EXERCISE DESCRIPTION: Your copy should match the records exactly, apart from the pictures, which stay out.

[Data excerpts]
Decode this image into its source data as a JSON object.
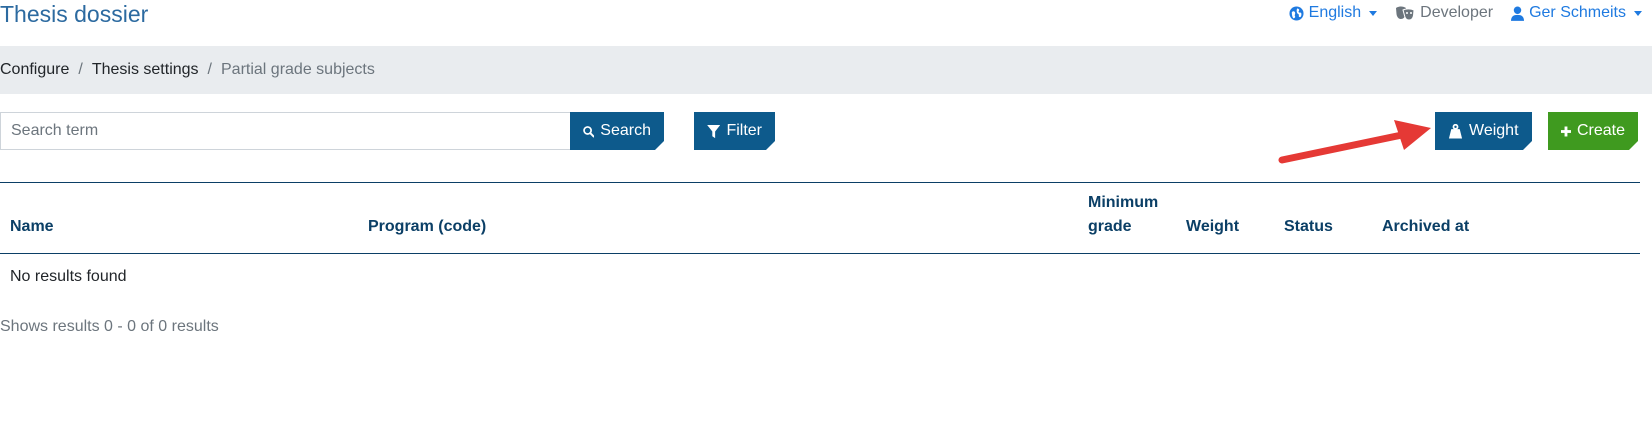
{
  "app": {
    "title": "Thesis dossier"
  },
  "topnav": {
    "language": {
      "label": "English",
      "icon": "globe-icon"
    },
    "role": {
      "label": "Developer",
      "icon": "masks-icon"
    },
    "user": {
      "label": "Ger Schmeits",
      "icon": "user-icon"
    }
  },
  "breadcrumb": {
    "items": [
      "Configure",
      "Thesis settings",
      "Partial grade subjects"
    ],
    "separator": "/"
  },
  "search": {
    "placeholder": "Search term",
    "value": "",
    "button_label": "Search"
  },
  "toolbar": {
    "filter_label": "Filter",
    "weight_label": "Weight",
    "create_label": "Create"
  },
  "table": {
    "columns": [
      "Name",
      "Program (code)",
      "Minimum grade",
      "Weight",
      "Status",
      "Archived at"
    ],
    "empty_text": "No results found"
  },
  "pagination": {
    "summary": "Shows results 0 - 0 of 0 results"
  },
  "colors": {
    "primary": "#0d5a8c",
    "success": "#3f9a1f",
    "link": "#1f7ae0",
    "title": "#2c6aa0",
    "annotation_arrow": "#e53935"
  }
}
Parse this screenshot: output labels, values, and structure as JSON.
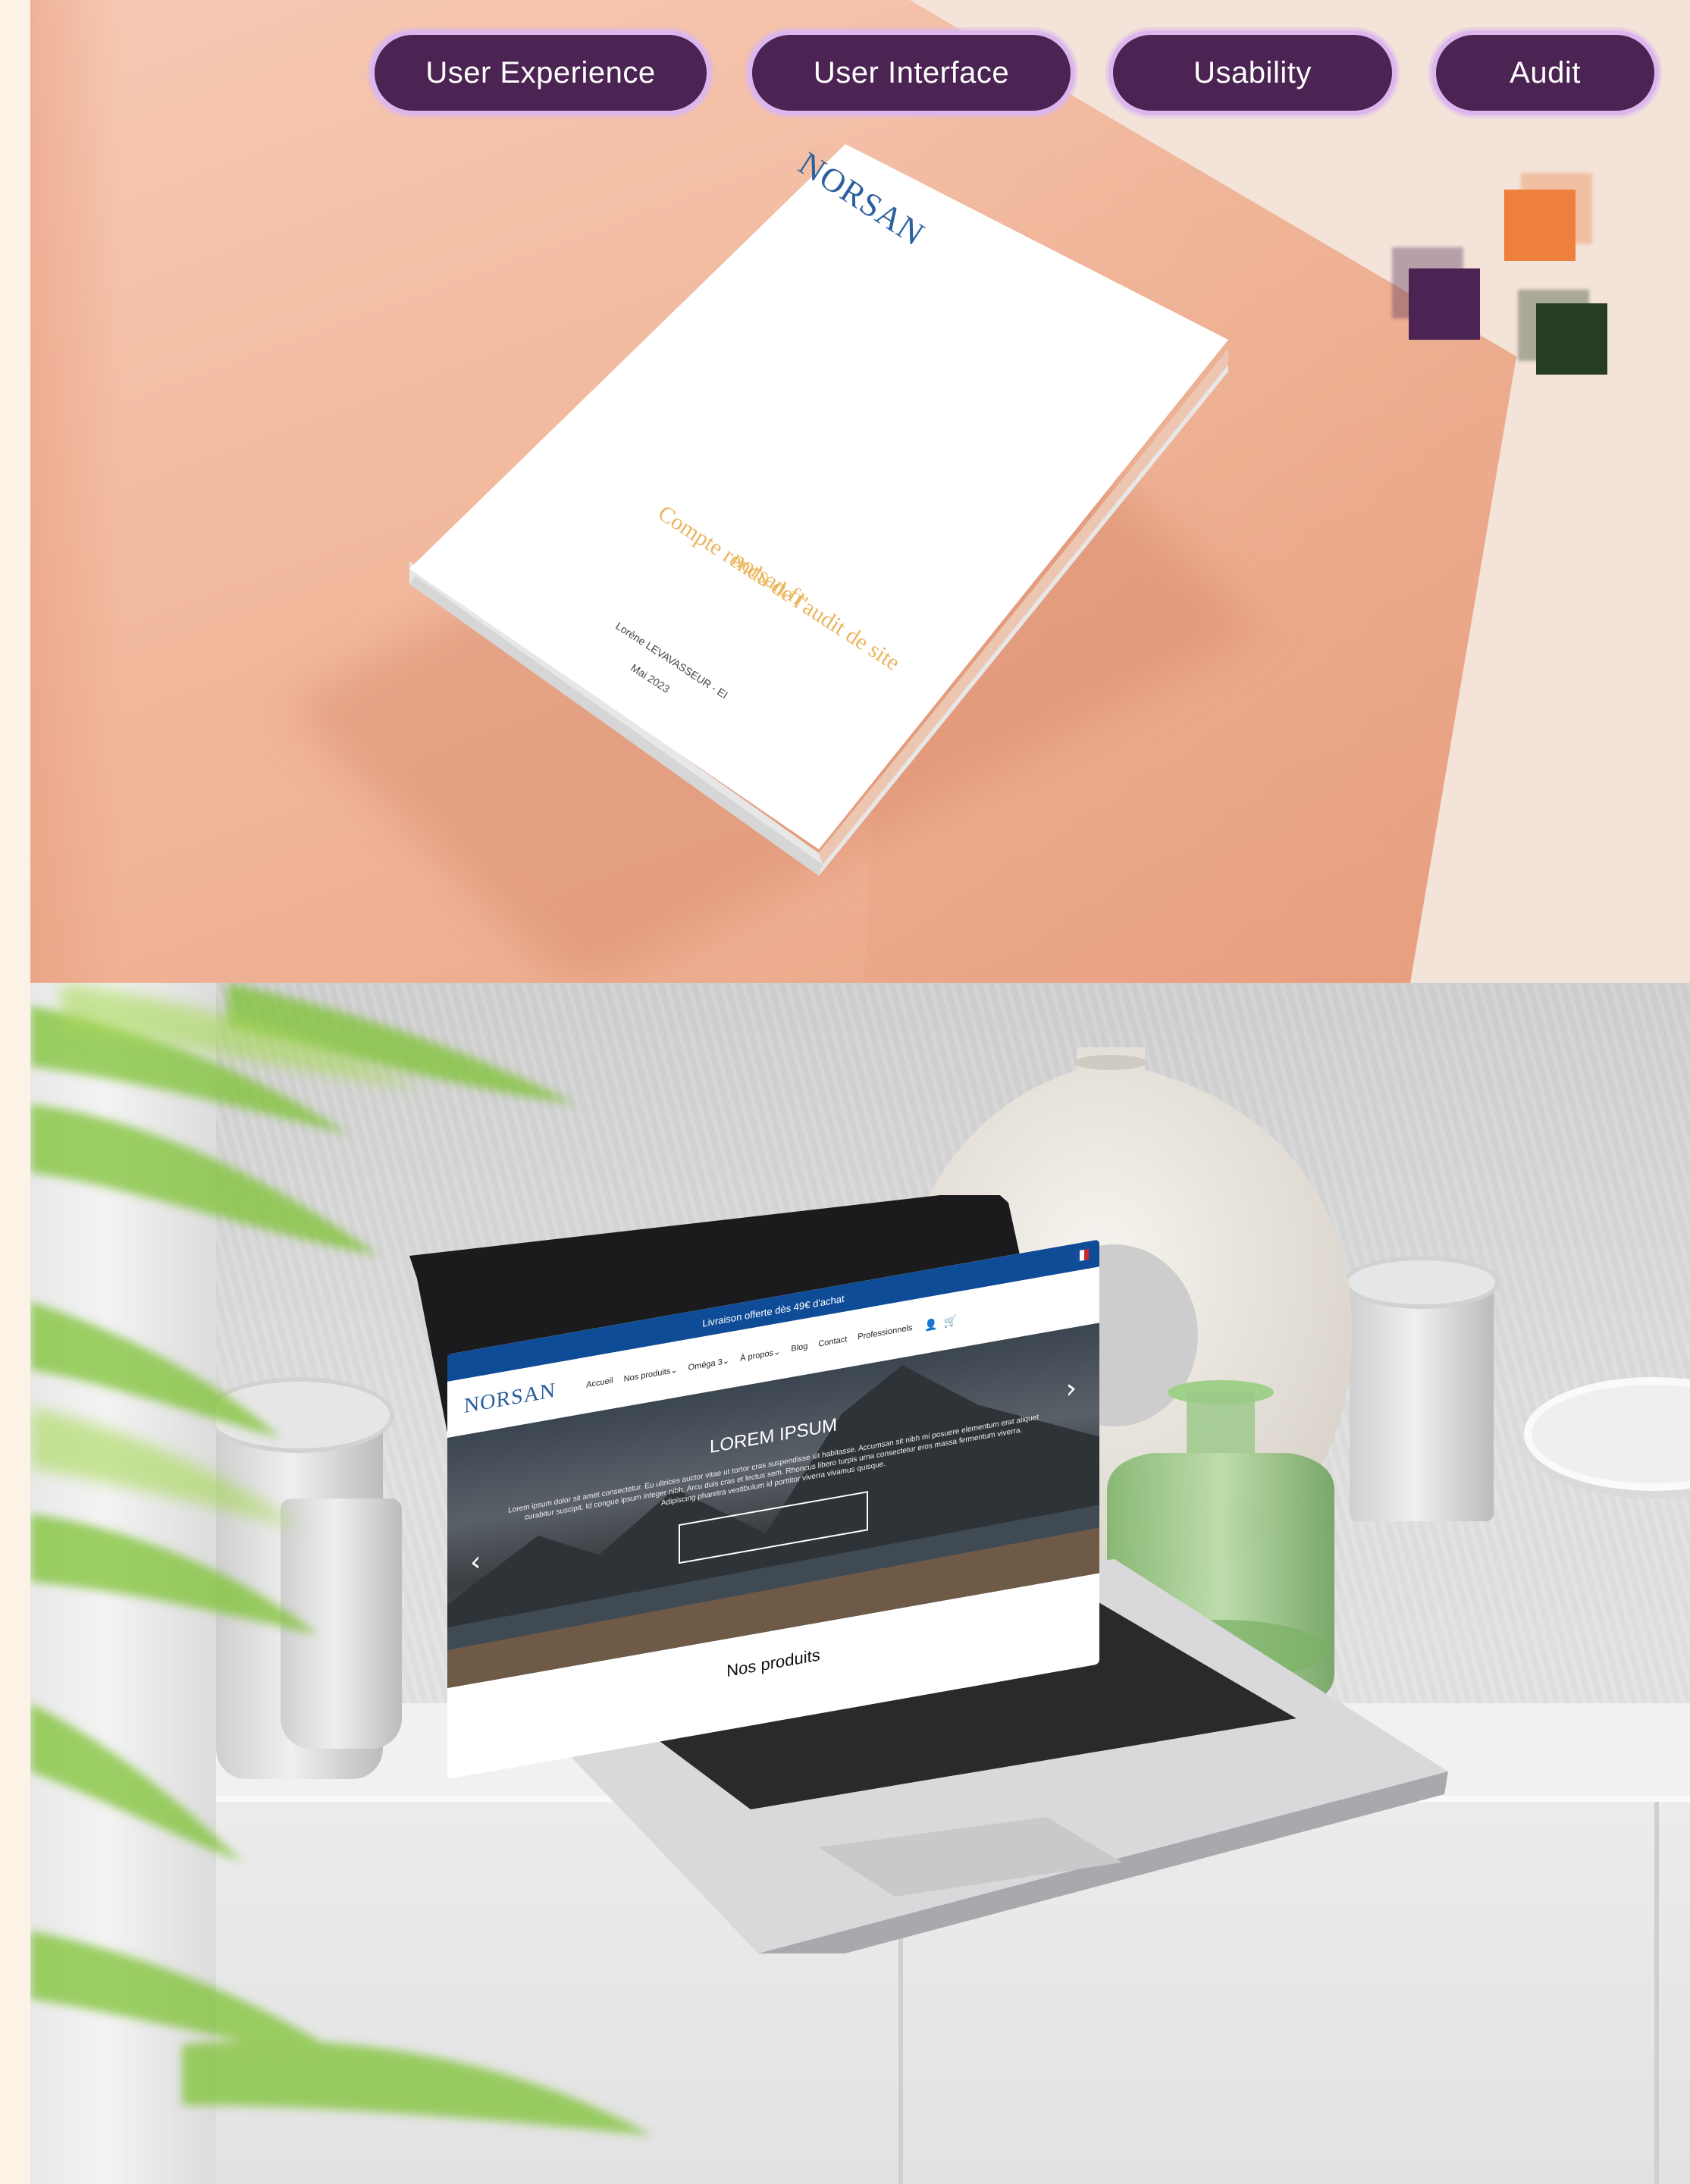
{
  "tags": [
    "User Experience",
    "User Interface",
    "Usability",
    "Audit"
  ],
  "colors": {
    "pill_bg": "#4b2453",
    "pill_border": "#dcb7ee",
    "square_orange": "#ef7f3c",
    "square_purple": "#4b2453",
    "square_green": "#263d21",
    "site_blue": "#0f4c97",
    "cover_gold": "#eab65e"
  },
  "book": {
    "logo": "NORSAN",
    "title": "Compte rendu de l'audit de site",
    "site": "norsan.fr",
    "author": "Lorène LEVAVASSEUR - EI",
    "date": "Mai 2023"
  },
  "website": {
    "promo_banner": "Livraison offerte dès 49€ d'achat",
    "logo": "NORSAN",
    "nav": [
      "Accueil",
      "Nos produits",
      "Oméga 3",
      "À propos",
      "Blog",
      "Contact",
      "Professionnels"
    ],
    "hero_title": "LOREM IPSUM",
    "hero_text": "Lorem ipsum dolor sit amet consectetur. Eu ultrices auctor vitae ut tortor cras suspendisse sit habitasse. Accumsan sit nibh mi posuere elementum erat aliquet curabitur suscipit. Id congue ipsum integer nibh. Arcu duis cras et lectus sem. Rhoncus libero turpis urna consectetur eros massa fermentum viverra. Adipiscing pharetra vestibulum id porttitor viverra vivamus quisque.",
    "section_title": "Nos produits"
  }
}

RESULT:
Decode this image into its source data as a JSON object.
{
  "app": {
    "title": "Thesis dossier"
  },
  "topnav": {
    "language": {
      "label": "English",
      "icon": "globe-icon"
    },
    "role": {
      "label": "Developer",
      "icon": "masks-icon"
    },
    "user": {
      "label": "Ger Schmeits",
      "icon": "user-icon"
    }
  },
  "breadcrumb": {
    "items": [
      "Configure",
      "Thesis settings",
      "Partial grade subjects"
    ],
    "separator": "/"
  },
  "search": {
    "placeholder": "Search term",
    "value": "",
    "button_label": "Search"
  },
  "toolbar": {
    "filter_label": "Filter",
    "weight_label": "Weight",
    "create_label": "Create"
  },
  "table": {
    "columns": [
      "Name",
      "Program (code)",
      "Minimum grade",
      "Weight",
      "Status",
      "Archived at"
    ],
    "empty_text": "No results found"
  },
  "pagination": {
    "summary": "Shows results 0 - 0 of 0 results"
  },
  "colors": {
    "primary": "#0d5a8c",
    "success": "#3f9a1f",
    "link": "#1f7ae0",
    "title": "#2c6aa0",
    "annotation_arrow": "#e53935"
  }
}
Parse this screenshot: output labels, values, and structure as JSON.
{
  "tags": [
    "User Experience",
    "User Interface",
    "Usability",
    "Audit"
  ],
  "colors": {
    "pill_bg": "#4b2453",
    "pill_border": "#dcb7ee",
    "square_orange": "#ef7f3c",
    "square_purple": "#4b2453",
    "square_green": "#263d21",
    "site_blue": "#0f4c97",
    "cover_gold": "#eab65e"
  },
  "book": {
    "logo": "NORSAN",
    "title": "Compte rendu de l'audit de site",
    "site": "norsan.fr",
    "author": "Lorène LEVAVASSEUR - EI",
    "date": "Mai 2023"
  },
  "website": {
    "promo_banner": "Livraison offerte dès 49€ d'achat",
    "logo": "NORSAN",
    "nav": [
      "Accueil",
      "Nos produits",
      "Oméga 3",
      "À propos",
      "Blog",
      "Contact",
      "Professionnels"
    ],
    "hero_title": "LOREM IPSUM",
    "hero_text": "Lorem ipsum dolor sit amet consectetur. Eu ultrices auctor vitae ut tortor cras suspendisse sit habitasse. Accumsan sit nibh mi posuere elementum erat aliquet curabitur suscipit. Id congue ipsum integer nibh. Arcu duis cras et lectus sem. Rhoncus libero turpis urna consectetur eros massa fermentum viverra. Adipiscing pharetra vestibulum id porttitor viverra vivamus quisque.",
    "section_title": "Nos produits"
  }
}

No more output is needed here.